After maybe an hour (I had little idea of time passing) all my pillows, sheets, and my clothes were thoroughly soaked. The nurses leapt to action. While I clung onto the life raft of my bedside chair, they re-rigged the bed: completely new, crisp sheets and pillows.
I returned to the helm but the stormy waters were still crashing about me. After another vortex of time, I was every bit as drenched as before. Undaunted the nurses rapidly changed all the bedclothes again.
Then as the waters subsided slightly, the coughing began. Great big retches from the depths if my lungs. Lots of greenish fluid running from this almost drowned man. Exhausted, I coughed, spluttered, spat, and retched like someone possessed (at least that's how it felt to me in my confused and weary fever).
Then, gratefully, I succumbed to sleep. I woke some time later, once again soaked right through but feeling like the shipwreck survivor thrown up on a safe shore.
This was the worst of these fevers I've had since they began about a month ago. Maybe, just maybe, that means a turning point as the antibiotics do their work. My temperature was back to normal. After breakfast I felt so much better that, later in the morning, the lovely physio agreed to take me for a walk beyond the ward, so long as I was attached to an oxygen cylinder. I even got outside into the garden. Now I'm planning an ambitious trip to the gym and - joy of joys for a cyclist - the static bike.
I'm so well looked after here. In my last hospital I just got through these fevers like a lone sailor, spreading towels beneath me to try to save the pillows and sheets, and only getting new bedclothes at the usual time each day. I have to pinch myself and keep reminding myself that the Royal Marsden is not a private hospital.

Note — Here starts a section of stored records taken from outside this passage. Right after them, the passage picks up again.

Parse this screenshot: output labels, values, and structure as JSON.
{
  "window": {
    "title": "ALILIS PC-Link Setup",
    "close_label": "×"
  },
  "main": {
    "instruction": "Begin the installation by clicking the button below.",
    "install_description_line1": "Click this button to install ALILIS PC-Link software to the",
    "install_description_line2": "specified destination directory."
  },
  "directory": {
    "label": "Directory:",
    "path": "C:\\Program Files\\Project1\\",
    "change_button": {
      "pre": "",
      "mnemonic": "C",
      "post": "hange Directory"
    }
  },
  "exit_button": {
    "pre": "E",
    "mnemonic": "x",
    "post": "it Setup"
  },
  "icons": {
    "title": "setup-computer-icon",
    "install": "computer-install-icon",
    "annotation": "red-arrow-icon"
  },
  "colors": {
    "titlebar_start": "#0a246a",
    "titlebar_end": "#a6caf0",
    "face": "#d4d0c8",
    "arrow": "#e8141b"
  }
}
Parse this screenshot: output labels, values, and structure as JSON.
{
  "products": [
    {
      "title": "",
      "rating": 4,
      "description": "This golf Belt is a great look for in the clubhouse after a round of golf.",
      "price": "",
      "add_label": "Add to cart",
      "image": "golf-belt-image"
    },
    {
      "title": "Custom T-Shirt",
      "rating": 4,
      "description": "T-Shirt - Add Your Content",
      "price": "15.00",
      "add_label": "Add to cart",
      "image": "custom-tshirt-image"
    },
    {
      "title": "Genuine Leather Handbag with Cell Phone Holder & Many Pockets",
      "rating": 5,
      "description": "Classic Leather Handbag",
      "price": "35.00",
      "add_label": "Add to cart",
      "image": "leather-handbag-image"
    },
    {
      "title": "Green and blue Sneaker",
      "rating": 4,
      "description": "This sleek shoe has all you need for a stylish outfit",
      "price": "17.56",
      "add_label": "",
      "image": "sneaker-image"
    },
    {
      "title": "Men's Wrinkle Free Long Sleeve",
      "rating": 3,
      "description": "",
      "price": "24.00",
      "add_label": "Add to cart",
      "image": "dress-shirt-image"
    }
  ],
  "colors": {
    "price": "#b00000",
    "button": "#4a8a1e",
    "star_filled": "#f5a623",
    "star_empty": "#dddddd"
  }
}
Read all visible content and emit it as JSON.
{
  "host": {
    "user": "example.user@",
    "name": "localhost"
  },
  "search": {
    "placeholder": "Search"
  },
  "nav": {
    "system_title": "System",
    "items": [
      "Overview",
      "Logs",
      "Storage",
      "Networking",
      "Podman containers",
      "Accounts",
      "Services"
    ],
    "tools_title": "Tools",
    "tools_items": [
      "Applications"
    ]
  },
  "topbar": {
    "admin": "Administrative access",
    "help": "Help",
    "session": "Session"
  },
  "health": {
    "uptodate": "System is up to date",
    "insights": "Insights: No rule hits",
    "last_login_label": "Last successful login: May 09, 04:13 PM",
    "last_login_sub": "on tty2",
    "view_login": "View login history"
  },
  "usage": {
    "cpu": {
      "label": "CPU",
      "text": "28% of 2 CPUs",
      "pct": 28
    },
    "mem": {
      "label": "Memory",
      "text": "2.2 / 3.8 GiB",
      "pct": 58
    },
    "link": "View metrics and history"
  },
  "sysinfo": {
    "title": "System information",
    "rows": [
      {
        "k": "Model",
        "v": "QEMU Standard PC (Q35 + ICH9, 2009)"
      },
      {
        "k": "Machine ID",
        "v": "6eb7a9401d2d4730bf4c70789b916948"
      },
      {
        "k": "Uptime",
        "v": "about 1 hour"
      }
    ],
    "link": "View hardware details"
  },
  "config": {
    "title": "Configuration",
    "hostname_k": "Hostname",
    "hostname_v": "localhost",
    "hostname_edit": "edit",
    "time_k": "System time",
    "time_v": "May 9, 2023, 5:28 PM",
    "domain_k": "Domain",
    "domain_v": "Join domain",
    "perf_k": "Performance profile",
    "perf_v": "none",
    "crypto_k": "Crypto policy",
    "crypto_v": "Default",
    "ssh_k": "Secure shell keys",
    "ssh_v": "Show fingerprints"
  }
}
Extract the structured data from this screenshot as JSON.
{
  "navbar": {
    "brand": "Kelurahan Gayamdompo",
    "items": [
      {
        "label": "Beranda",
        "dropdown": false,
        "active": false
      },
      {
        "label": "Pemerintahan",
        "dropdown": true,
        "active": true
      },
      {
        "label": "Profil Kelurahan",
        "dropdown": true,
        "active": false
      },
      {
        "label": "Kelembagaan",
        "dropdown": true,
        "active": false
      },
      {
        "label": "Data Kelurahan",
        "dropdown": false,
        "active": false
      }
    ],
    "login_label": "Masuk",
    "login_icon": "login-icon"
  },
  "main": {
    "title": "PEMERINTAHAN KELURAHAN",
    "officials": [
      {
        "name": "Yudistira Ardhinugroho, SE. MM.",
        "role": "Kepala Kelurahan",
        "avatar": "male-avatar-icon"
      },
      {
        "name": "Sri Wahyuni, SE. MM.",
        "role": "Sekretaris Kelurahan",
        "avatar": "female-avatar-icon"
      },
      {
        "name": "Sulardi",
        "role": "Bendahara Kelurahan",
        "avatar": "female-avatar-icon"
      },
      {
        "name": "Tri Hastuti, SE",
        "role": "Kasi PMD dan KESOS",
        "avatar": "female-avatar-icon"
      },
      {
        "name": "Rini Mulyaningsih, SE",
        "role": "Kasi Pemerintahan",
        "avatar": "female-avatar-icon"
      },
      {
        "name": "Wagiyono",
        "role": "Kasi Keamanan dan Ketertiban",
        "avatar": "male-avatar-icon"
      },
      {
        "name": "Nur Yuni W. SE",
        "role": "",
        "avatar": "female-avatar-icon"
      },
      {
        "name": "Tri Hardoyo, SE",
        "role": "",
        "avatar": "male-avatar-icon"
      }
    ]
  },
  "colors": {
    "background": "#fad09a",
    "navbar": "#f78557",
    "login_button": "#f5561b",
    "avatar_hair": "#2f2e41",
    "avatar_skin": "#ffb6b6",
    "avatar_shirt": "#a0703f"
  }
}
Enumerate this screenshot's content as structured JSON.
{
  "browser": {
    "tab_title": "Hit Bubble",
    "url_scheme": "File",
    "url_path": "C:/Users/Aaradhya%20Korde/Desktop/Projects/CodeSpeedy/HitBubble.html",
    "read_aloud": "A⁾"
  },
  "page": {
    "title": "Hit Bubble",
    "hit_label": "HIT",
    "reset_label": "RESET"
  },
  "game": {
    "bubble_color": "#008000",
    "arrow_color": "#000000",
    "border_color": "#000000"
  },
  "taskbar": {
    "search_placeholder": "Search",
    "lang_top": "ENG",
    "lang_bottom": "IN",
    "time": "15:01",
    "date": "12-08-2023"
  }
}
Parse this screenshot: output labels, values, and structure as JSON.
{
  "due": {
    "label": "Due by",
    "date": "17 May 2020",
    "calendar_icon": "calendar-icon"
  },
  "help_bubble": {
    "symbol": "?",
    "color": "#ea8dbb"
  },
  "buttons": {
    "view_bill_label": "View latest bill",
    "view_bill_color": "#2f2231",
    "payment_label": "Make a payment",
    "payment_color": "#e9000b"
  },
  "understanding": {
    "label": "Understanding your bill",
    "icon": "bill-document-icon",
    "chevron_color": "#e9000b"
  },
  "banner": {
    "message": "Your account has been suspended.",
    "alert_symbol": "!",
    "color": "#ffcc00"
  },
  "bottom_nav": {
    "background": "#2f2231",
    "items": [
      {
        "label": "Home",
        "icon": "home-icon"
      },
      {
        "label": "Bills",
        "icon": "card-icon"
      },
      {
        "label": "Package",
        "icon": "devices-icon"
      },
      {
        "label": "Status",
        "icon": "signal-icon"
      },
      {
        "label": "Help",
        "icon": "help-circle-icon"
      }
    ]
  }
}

PS once again thank you for the lovely messages. I read every one and just wish I had the energy to write back to you individually. Apologies for some sloppiness in the editing. The device I'm using doesn't always do what I want it to, particularly when I try to jump back and forth in the text. Or it could just be user error and hospital brain.